The young monks sang the National Anthem and chanted Buddhist prayers for the happiness and well-being of the world and all sentient beings. Then they enthusiastically waved small national flags before feasting on celebratory Indian sweets.
Immediately afterwards the Gyalwang Karmapa received the Indian security personnel upstairs in his audience room and presented each of them with Indian sweets as gratitude.
Monlam Pavilion Grounds, Bodhgaya,
26 January, 2015
The Gyalwang Karmapa assisted by a small entourage of Drupon Rinpoche Yangsi, Geshe Rinchen Ngodup, Khenpos and the ritual master performed a short sa-lung ritual in the huge Monlam kitchen area.
For several years now, all meals for the thousands of monks and nuns attending the Kagyu Monlam have been prepared and served in this massive tented bamboo structure. Each year it has to be erected before Monlam starts and dismantled afterwards, so the hope is that in the future it may be replaced by a permanent structure.
Tibetans believe that the earth is sacred and not just theirs to use as they choose, so a sa-lung ritual, comprising offerings and prayers, is performed to request permission from the earth goddess and the local deities and spirits who dwell on the land, before any development can take place.

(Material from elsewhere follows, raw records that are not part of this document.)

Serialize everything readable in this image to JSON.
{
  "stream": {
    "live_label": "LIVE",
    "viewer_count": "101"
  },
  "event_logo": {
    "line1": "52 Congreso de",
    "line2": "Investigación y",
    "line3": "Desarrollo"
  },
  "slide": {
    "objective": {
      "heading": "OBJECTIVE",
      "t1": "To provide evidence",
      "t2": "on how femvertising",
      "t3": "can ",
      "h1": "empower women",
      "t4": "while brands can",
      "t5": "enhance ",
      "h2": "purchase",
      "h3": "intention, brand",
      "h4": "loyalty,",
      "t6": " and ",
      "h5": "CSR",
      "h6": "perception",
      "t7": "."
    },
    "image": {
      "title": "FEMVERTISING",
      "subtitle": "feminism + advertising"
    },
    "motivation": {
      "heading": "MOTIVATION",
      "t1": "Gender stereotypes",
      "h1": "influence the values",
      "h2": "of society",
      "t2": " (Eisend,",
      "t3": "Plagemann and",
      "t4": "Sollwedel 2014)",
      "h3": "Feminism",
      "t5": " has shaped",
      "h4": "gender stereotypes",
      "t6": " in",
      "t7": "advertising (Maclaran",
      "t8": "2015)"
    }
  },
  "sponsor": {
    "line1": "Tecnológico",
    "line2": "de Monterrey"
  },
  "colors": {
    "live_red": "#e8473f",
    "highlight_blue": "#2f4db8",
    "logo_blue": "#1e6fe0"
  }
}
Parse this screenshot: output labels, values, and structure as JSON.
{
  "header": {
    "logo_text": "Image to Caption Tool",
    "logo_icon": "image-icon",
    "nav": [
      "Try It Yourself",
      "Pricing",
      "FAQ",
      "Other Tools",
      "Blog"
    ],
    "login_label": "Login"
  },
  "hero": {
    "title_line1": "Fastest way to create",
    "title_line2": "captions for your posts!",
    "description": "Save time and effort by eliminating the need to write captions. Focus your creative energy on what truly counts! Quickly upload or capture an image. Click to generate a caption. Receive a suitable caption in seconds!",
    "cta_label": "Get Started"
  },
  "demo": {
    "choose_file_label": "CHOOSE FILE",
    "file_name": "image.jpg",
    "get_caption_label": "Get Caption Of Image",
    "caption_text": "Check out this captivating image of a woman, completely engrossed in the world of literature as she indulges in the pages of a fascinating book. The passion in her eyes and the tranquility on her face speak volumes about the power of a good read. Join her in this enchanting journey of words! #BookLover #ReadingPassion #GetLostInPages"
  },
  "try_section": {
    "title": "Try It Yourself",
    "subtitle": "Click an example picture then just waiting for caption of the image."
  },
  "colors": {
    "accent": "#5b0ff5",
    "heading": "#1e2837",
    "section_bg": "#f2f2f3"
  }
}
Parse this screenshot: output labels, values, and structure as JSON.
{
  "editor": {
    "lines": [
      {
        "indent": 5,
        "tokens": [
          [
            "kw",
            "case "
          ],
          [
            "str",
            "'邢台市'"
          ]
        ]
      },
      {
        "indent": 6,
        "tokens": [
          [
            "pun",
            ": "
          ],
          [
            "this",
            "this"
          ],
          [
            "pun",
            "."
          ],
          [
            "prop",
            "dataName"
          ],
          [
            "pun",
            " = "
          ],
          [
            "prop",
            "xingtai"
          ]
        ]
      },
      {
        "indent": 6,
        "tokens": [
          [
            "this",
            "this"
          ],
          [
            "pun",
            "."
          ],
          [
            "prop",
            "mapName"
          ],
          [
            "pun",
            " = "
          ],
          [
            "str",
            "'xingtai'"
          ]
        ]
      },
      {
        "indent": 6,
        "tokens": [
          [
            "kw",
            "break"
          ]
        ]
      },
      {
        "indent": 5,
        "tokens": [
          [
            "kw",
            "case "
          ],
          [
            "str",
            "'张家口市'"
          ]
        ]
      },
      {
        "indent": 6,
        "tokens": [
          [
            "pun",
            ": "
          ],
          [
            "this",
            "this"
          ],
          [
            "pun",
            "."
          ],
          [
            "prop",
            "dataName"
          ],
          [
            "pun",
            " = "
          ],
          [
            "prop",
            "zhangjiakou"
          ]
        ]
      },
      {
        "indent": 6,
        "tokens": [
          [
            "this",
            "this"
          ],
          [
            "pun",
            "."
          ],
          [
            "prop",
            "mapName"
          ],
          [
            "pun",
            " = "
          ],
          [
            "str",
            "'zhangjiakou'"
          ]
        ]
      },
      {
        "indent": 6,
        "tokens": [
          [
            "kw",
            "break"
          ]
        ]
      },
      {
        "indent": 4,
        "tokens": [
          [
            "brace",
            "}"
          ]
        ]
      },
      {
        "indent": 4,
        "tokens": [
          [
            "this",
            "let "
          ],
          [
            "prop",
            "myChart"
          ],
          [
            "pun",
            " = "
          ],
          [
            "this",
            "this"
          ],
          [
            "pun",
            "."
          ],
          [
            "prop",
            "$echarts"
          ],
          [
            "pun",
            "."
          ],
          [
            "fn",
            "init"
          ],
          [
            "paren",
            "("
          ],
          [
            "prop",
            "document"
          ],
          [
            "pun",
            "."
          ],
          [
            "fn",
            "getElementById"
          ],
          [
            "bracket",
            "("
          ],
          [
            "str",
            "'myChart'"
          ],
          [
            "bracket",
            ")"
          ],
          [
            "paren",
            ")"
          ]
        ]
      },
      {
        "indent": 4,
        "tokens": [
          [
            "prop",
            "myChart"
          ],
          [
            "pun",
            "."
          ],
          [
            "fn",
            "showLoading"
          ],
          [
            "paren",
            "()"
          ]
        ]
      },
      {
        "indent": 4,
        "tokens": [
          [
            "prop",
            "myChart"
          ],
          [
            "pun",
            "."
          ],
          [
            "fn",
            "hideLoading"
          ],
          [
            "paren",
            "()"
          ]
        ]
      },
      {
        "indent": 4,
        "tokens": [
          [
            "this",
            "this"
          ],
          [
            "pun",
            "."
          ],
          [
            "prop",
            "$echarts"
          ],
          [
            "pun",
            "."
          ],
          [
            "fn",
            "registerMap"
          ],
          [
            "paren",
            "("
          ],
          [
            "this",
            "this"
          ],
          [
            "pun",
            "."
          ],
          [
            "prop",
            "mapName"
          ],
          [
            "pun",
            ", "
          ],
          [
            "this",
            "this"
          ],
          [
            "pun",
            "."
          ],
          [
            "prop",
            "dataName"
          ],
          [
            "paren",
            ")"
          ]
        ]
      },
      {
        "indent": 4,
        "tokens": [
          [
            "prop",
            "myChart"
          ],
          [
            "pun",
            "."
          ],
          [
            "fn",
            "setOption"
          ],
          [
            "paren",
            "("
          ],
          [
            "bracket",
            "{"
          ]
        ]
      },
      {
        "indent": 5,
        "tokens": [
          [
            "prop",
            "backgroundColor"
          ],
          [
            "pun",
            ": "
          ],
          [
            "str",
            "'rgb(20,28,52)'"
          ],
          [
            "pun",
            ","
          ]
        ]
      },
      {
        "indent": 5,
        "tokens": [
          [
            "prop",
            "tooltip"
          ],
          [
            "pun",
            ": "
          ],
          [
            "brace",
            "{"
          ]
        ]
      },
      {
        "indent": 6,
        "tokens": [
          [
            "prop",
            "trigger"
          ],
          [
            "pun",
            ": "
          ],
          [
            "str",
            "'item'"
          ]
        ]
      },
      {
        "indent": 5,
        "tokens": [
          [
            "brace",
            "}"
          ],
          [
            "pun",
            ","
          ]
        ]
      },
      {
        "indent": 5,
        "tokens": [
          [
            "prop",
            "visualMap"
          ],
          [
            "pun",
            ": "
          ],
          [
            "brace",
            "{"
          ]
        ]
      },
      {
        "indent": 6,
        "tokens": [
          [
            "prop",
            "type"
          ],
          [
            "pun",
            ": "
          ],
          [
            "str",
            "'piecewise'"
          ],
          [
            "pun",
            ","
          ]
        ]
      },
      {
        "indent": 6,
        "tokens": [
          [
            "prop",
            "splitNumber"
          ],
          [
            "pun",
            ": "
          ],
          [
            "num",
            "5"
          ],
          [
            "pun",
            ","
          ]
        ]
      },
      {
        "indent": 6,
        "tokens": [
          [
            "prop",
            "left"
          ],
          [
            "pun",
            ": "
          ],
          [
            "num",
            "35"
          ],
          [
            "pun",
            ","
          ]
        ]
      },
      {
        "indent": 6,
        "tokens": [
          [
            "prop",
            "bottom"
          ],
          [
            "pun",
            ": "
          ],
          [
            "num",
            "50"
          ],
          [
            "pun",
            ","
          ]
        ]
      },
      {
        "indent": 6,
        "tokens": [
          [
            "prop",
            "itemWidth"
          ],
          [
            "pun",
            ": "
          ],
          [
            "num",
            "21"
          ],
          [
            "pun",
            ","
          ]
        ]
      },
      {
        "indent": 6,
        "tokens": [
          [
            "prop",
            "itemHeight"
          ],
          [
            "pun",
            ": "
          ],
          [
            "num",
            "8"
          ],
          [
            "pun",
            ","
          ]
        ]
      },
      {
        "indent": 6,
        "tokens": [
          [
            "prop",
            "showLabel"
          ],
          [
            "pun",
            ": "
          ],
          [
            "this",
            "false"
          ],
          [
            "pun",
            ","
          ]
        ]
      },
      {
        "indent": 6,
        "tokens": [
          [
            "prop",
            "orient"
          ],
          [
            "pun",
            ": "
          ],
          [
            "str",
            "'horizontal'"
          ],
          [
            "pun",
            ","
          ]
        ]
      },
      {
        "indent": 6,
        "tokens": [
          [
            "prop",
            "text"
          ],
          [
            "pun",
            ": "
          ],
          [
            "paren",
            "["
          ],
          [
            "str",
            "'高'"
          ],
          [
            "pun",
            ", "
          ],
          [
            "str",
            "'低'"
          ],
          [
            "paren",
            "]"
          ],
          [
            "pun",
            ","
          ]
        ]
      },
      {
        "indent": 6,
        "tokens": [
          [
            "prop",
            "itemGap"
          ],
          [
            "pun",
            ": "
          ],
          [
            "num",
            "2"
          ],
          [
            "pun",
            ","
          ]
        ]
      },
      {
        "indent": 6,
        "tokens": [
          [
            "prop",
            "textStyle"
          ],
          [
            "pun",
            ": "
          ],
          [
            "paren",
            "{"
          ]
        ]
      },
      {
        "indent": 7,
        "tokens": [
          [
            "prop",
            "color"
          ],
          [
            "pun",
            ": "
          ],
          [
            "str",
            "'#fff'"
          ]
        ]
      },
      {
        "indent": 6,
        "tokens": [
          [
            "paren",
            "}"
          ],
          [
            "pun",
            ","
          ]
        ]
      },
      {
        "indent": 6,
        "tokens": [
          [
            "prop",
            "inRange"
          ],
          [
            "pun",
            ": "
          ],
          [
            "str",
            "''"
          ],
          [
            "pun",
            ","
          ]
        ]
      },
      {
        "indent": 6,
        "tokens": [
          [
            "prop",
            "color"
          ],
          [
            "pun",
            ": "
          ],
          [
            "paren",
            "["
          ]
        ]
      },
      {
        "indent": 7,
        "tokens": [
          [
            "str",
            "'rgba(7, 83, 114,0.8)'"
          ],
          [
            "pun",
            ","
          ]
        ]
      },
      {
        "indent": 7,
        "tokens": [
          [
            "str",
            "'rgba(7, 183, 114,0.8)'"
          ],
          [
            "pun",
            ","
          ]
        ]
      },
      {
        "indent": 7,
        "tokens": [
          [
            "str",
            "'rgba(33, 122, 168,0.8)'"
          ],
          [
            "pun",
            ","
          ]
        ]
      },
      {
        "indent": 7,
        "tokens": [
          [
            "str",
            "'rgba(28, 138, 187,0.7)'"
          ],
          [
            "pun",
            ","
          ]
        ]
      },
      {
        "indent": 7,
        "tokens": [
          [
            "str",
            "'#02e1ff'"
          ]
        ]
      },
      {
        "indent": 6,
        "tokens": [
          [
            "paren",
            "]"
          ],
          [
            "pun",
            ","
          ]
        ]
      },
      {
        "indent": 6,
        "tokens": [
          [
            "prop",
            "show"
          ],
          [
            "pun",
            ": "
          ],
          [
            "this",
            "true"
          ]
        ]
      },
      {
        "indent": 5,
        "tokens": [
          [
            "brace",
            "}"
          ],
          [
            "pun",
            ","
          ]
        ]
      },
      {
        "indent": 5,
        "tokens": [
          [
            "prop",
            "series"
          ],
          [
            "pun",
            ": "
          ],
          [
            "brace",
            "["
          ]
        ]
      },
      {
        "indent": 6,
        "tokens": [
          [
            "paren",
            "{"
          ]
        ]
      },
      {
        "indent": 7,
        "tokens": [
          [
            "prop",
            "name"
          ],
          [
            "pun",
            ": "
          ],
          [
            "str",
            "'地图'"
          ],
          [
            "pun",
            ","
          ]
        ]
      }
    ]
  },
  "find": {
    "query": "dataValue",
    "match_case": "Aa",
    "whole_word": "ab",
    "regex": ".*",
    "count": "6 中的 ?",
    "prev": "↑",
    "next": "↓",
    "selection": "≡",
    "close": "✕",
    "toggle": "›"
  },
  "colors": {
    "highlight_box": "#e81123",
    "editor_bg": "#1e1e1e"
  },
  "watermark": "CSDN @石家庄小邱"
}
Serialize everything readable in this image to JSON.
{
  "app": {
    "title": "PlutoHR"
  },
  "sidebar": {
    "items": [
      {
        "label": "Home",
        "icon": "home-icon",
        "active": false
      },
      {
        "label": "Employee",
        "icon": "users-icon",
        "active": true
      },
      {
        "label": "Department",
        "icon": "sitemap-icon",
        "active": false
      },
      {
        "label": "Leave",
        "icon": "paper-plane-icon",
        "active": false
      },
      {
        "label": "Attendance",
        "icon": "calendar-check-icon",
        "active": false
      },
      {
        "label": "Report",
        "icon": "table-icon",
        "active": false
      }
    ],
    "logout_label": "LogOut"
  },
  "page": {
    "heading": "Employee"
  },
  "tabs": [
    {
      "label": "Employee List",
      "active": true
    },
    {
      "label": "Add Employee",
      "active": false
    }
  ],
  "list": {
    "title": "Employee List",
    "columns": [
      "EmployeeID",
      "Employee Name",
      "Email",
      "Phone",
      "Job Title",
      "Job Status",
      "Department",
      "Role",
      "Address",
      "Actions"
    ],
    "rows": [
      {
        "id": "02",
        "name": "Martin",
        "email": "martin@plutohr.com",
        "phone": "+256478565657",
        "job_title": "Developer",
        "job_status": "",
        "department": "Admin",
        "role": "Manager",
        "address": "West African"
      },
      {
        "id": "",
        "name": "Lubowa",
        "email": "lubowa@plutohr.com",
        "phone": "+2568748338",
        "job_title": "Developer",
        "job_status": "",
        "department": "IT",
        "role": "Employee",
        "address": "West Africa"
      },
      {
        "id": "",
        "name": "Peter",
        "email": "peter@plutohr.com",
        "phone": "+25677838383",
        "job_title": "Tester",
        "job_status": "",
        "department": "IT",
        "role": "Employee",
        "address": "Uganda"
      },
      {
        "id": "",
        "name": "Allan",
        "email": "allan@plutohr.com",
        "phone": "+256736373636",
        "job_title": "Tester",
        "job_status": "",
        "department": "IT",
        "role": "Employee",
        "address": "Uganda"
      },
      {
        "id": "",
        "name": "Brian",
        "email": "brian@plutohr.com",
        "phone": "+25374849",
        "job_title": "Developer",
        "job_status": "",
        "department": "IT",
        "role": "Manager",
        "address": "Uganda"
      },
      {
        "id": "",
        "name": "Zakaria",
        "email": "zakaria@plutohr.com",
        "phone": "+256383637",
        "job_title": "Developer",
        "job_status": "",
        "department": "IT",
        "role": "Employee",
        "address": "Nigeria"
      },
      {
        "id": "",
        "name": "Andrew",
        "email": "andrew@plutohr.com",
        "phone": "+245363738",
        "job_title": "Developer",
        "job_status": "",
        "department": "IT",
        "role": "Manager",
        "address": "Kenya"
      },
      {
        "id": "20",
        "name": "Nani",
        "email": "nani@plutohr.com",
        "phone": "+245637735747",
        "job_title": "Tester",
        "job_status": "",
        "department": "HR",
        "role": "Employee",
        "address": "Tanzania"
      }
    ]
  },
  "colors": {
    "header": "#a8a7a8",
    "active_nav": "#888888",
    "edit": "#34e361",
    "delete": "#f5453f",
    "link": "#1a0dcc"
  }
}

A small altar had been set up, with two sets of traditional offerings−water for drinking, water for foot-washing, flowers, incense, light, scented water, food represented by two large white tormas, and music. One set was for the earth goddess and one for the local deities and spirits. In front of these two rows stood a special square-based white torma, with three discs, and a long-stemmed ritual cup containing tea and biscuits. These were the offerings for the earth goddess.
During the first part of the ritual, after prayers had been recited, the white torma and the goblet were carried outside into the nearby field by the ritual master, and offered to the earth goddess. Next offerings were made to the local deities: the Gyalwang Karmapa offered incense and the ritual master refilled the cup and returned outside to offer a libation of hot tea to the ‘owners of the land’ A third libation was made to the spirits.
In the second part of the ritual, the Gyalwang Karmapa circumambulated the symbolic centre of the land -a small square of earth which had been cleared in preparation –in a clockwise direction, blessing the area with scattered rice. He then enlisted the help of Drupon Rinpoche, handing him a mattock, to perform the symbolic groundbreaking ceremony. A wooden post, supported by bricks, was erected in the centre of the square, and the Karmapa wrapped a katag around it, before leading dedication prayers for auspiciousness.
The ceremony concluded and it was time for tea and Indian sweets to celebrate.
January 24, 2015 Tergar Monastery
For the final event of the Second Arya Kshema Winter Dharma Gathering, the Tergar shrine hall has been set up with tables for the defenders, set across the center aisle in front of the Karmapa’s throne, and with a microphone for the challengers who will stand two thirds of the way back towards the shrine door. This is to keep the challengers, who can get quite enthusiastic as a group, at a certain distance from the defenders.